* Task statement
The following entries are to be repeated exactly, and the pictures are to be left behind.

[Entries from a dataset of interfaces]

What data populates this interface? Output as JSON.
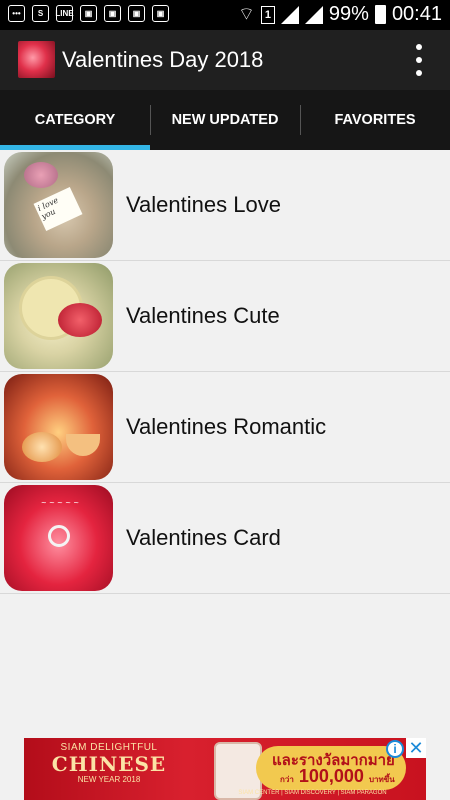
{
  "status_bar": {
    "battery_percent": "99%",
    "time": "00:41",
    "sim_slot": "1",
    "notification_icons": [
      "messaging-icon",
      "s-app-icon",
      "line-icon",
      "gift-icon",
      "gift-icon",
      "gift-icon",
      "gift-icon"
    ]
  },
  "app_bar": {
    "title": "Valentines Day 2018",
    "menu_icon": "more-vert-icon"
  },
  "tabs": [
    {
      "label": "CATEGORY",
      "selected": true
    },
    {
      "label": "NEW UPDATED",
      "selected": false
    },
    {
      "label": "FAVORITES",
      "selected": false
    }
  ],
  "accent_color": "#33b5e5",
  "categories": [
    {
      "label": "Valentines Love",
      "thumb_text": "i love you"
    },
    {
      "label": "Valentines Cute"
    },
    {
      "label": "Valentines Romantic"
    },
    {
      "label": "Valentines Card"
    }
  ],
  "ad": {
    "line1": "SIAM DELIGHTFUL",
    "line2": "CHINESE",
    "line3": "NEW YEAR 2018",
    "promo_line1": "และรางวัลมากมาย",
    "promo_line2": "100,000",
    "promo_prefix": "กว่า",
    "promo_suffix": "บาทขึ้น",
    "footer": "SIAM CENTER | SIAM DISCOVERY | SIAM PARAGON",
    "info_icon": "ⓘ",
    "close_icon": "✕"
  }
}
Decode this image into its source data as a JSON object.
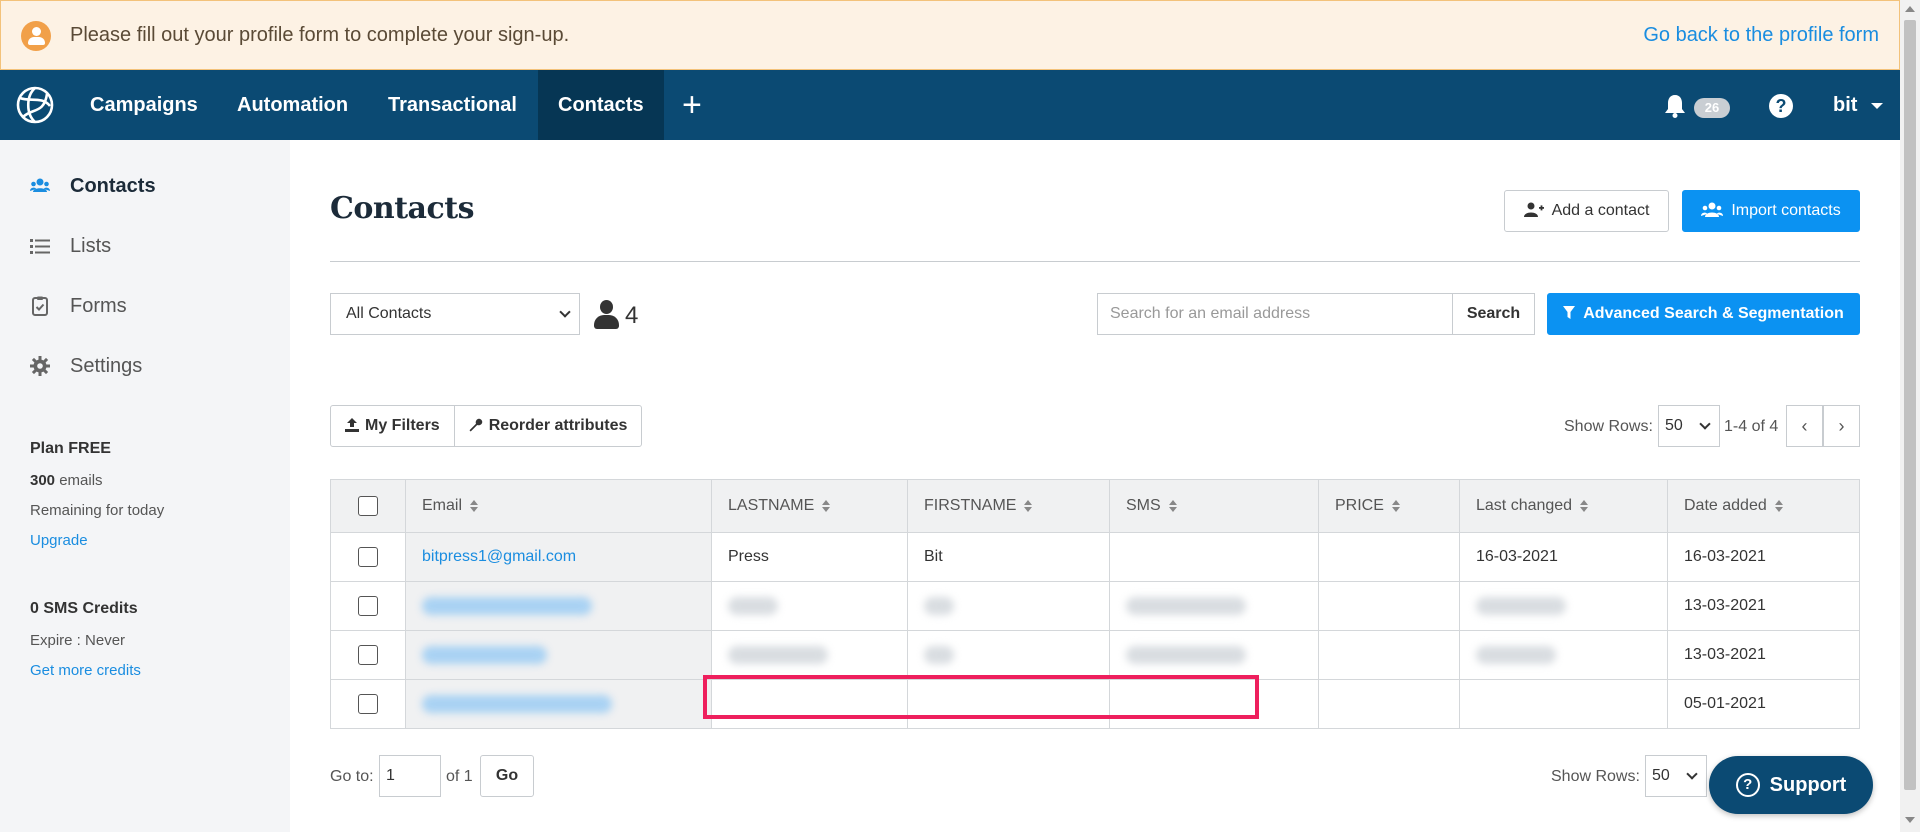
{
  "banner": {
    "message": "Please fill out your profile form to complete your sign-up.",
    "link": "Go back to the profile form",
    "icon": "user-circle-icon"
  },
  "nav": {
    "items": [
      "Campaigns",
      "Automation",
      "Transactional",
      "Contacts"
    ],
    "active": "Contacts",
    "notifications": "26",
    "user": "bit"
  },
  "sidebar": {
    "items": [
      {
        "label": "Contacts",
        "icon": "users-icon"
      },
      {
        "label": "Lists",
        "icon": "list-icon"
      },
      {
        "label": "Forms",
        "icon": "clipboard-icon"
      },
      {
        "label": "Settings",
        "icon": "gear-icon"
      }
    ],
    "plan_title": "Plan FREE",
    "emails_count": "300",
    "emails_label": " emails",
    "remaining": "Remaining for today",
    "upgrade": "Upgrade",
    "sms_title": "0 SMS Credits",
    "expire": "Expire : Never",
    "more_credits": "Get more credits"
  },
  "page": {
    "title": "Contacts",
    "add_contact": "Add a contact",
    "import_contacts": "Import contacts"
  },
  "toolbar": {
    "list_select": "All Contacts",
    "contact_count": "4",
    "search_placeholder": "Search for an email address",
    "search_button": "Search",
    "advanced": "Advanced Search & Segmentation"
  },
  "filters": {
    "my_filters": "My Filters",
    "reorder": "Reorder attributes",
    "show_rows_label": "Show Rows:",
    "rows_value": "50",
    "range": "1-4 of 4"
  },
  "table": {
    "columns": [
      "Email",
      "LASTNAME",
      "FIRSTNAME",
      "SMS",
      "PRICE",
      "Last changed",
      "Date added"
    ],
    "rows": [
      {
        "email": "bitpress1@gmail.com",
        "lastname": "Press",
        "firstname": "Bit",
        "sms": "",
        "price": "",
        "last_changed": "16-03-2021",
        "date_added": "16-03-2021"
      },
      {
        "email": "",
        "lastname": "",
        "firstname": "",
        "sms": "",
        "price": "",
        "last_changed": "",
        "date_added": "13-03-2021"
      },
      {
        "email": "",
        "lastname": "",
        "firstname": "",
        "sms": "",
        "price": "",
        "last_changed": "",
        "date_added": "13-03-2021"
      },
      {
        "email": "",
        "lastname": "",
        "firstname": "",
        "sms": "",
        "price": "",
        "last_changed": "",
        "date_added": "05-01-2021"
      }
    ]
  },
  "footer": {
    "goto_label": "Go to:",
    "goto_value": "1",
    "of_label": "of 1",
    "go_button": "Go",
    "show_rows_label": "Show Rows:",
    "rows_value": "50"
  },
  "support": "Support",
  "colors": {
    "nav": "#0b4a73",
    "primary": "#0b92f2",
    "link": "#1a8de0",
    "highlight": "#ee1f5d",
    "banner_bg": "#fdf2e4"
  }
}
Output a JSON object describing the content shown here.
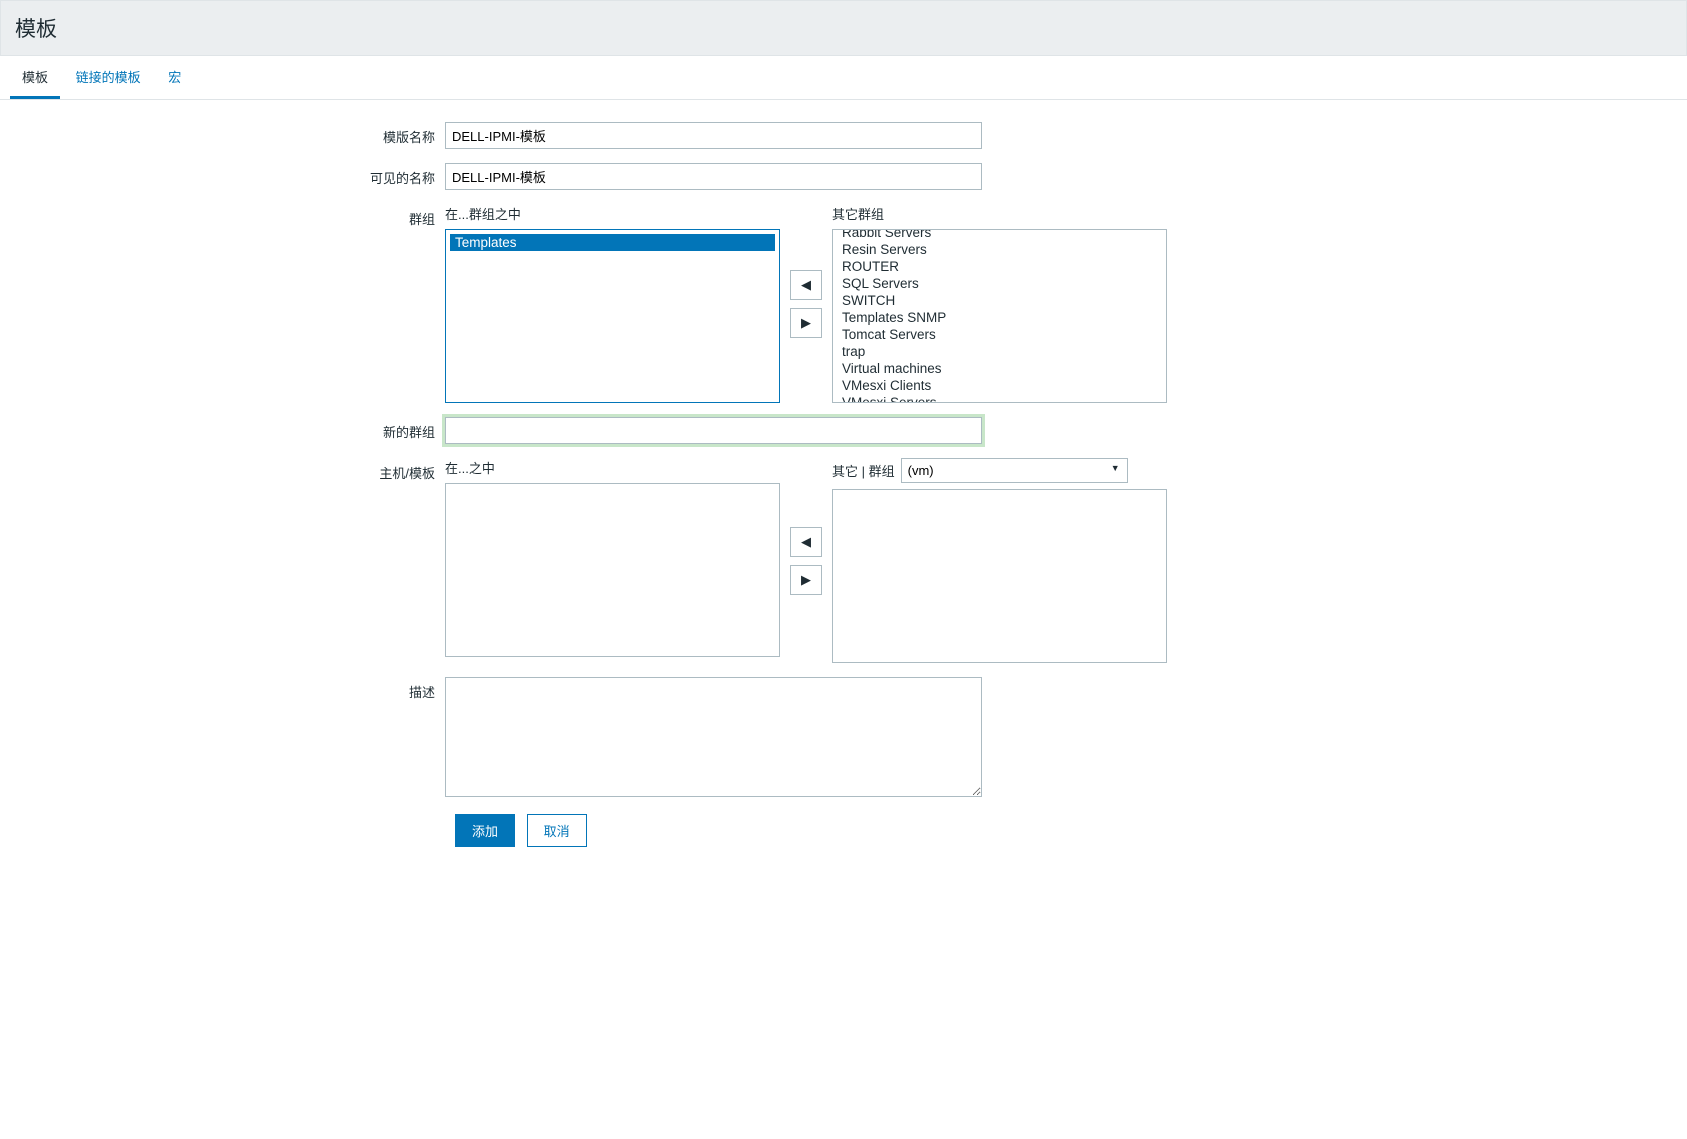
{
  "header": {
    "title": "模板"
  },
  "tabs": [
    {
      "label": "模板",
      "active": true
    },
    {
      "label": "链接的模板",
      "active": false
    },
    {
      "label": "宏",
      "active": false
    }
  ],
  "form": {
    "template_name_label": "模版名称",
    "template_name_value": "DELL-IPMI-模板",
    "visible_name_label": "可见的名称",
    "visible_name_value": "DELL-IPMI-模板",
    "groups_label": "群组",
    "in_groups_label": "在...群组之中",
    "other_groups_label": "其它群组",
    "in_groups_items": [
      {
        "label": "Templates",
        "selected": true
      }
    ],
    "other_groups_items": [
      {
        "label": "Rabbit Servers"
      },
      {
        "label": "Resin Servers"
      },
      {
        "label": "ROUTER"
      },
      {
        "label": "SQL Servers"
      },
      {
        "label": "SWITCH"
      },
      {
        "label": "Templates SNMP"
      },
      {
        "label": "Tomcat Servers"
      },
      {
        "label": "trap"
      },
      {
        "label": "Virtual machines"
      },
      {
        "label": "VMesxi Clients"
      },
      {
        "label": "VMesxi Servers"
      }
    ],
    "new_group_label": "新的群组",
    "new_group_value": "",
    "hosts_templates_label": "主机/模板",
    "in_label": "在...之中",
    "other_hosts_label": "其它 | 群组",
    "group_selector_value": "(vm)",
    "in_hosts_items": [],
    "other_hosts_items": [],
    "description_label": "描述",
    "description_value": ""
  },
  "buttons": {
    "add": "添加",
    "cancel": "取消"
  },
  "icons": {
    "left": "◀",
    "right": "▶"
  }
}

* Written answer
What data populates this interface? Output as JSON.
{
  "status_bar": {
    "battery_percent": "99%",
    "time": "00:41",
    "sim_slot": "1",
    "notification_icons": [
      "messaging-icon",
      "s-app-icon",
      "line-icon",
      "gift-icon",
      "gift-icon",
      "gift-icon",
      "gift-icon"
    ]
  },
  "app_bar": {
    "title": "Valentines Day 2018",
    "menu_icon": "more-vert-icon"
  },
  "tabs": [
    {
      "label": "CATEGORY",
      "selected": true
    },
    {
      "label": "NEW UPDATED",
      "selected": false
    },
    {
      "label": "FAVORITES",
      "selected": false
    }
  ],
  "accent_color": "#33b5e5",
  "categories": [
    {
      "label": "Valentines Love",
      "thumb_text": "i love you"
    },
    {
      "label": "Valentines Cute"
    },
    {
      "label": "Valentines Romantic"
    },
    {
      "label": "Valentines Card"
    }
  ],
  "ad": {
    "line1": "SIAM DELIGHTFUL",
    "line2": "CHINESE",
    "line3": "NEW YEAR 2018",
    "promo_line1": "และรางวัลมากมาย",
    "promo_line2": "100,000",
    "promo_prefix": "กว่า",
    "promo_suffix": "บาทขึ้น",
    "footer": "SIAM CENTER | SIAM DISCOVERY | SIAM PARAGON",
    "info_icon": "ⓘ",
    "close_icon": "✕"
  }
}
Decode this image into its source data as a JSON object.
{
  "banner": {
    "message": "Please fill out your profile form to complete your sign-up.",
    "link": "Go back to the profile form",
    "icon": "user-circle-icon"
  },
  "nav": {
    "items": [
      "Campaigns",
      "Automation",
      "Transactional",
      "Contacts"
    ],
    "active": "Contacts",
    "notifications": "26",
    "user": "bit"
  },
  "sidebar": {
    "items": [
      {
        "label": "Contacts",
        "icon": "users-icon"
      },
      {
        "label": "Lists",
        "icon": "list-icon"
      },
      {
        "label": "Forms",
        "icon": "clipboard-icon"
      },
      {
        "label": "Settings",
        "icon": "gear-icon"
      }
    ],
    "plan_title": "Plan FREE",
    "emails_count": "300",
    "emails_label": " emails",
    "remaining": "Remaining for today",
    "upgrade": "Upgrade",
    "sms_title": "0 SMS Credits",
    "expire": "Expire : Never",
    "more_credits": "Get more credits"
  },
  "page": {
    "title": "Contacts",
    "add_contact": "Add a contact",
    "import_contacts": "Import contacts"
  },
  "toolbar": {
    "list_select": "All Contacts",
    "contact_count": "4",
    "search_placeholder": "Search for an email address",
    "search_button": "Search",
    "advanced": "Advanced Search & Segmentation"
  },
  "filters": {
    "my_filters": "My Filters",
    "reorder": "Reorder attributes",
    "show_rows_label": "Show Rows:",
    "rows_value": "50",
    "range": "1-4 of 4"
  },
  "table": {
    "columns": [
      "Email",
      "LASTNAME",
      "FIRSTNAME",
      "SMS",
      "PRICE",
      "Last changed",
      "Date added"
    ],
    "rows": [
      {
        "email": "bitpress1@gmail.com",
        "lastname": "Press",
        "firstname": "Bit",
        "sms": "",
        "price": "",
        "last_changed": "16-03-2021",
        "date_added": "16-03-2021"
      },
      {
        "email": "",
        "lastname": "",
        "firstname": "",
        "sms": "",
        "price": "",
        "last_changed": "",
        "date_added": "13-03-2021"
      },
      {
        "email": "",
        "lastname": "",
        "firstname": "",
        "sms": "",
        "price": "",
        "last_changed": "",
        "date_added": "13-03-2021"
      },
      {
        "email": "",
        "lastname": "",
        "firstname": "",
        "sms": "",
        "price": "",
        "last_changed": "",
        "date_added": "05-01-2021"
      }
    ]
  },
  "footer": {
    "goto_label": "Go to:",
    "goto_value": "1",
    "of_label": "of 1",
    "go_button": "Go",
    "show_rows_label": "Show Rows:",
    "rows_value": "50"
  },
  "support": "Support",
  "colors": {
    "nav": "#0b4a73",
    "primary": "#0b92f2",
    "link": "#1a8de0",
    "highlight": "#ee1f5d",
    "banner_bg": "#fdf2e4"
  }
}
Output a JSON object describing the content shown here.
{
  "header": {
    "title": "模板"
  },
  "tabs": [
    {
      "label": "模板",
      "active": true
    },
    {
      "label": "链接的模板",
      "active": false
    },
    {
      "label": "宏",
      "active": false
    }
  ],
  "form": {
    "template_name_label": "模版名称",
    "template_name_value": "DELL-IPMI-模板",
    "visible_name_label": "可见的名称",
    "visible_name_value": "DELL-IPMI-模板",
    "groups_label": "群组",
    "in_groups_label": "在...群组之中",
    "other_groups_label": "其它群组",
    "in_groups_items": [
      {
        "label": "Templates",
        "selected": true
      }
    ],
    "other_groups_items": [
      {
        "label": "Rabbit Servers"
      },
      {
        "label": "Resin Servers"
      },
      {
        "label": "ROUTER"
      },
      {
        "label": "SQL Servers"
      },
      {
        "label": "SWITCH"
      },
      {
        "label": "Templates SNMP"
      },
      {
        "label": "Tomcat Servers"
      },
      {
        "label": "trap"
      },
      {
        "label": "Virtual machines"
      },
      {
        "label": "VMesxi Clients"
      },
      {
        "label": "VMesxi Servers"
      }
    ],
    "new_group_label": "新的群组",
    "new_group_value": "",
    "hosts_templates_label": "主机/模板",
    "in_label": "在...之中",
    "other_hosts_label": "其它 | 群组",
    "group_selector_value": "(vm)",
    "in_hosts_items": [],
    "other_hosts_items": [],
    "description_label": "描述",
    "description_value": ""
  },
  "buttons": {
    "add": "添加",
    "cancel": "取消"
  },
  "icons": {
    "left": "◀",
    "right": "▶"
  }
}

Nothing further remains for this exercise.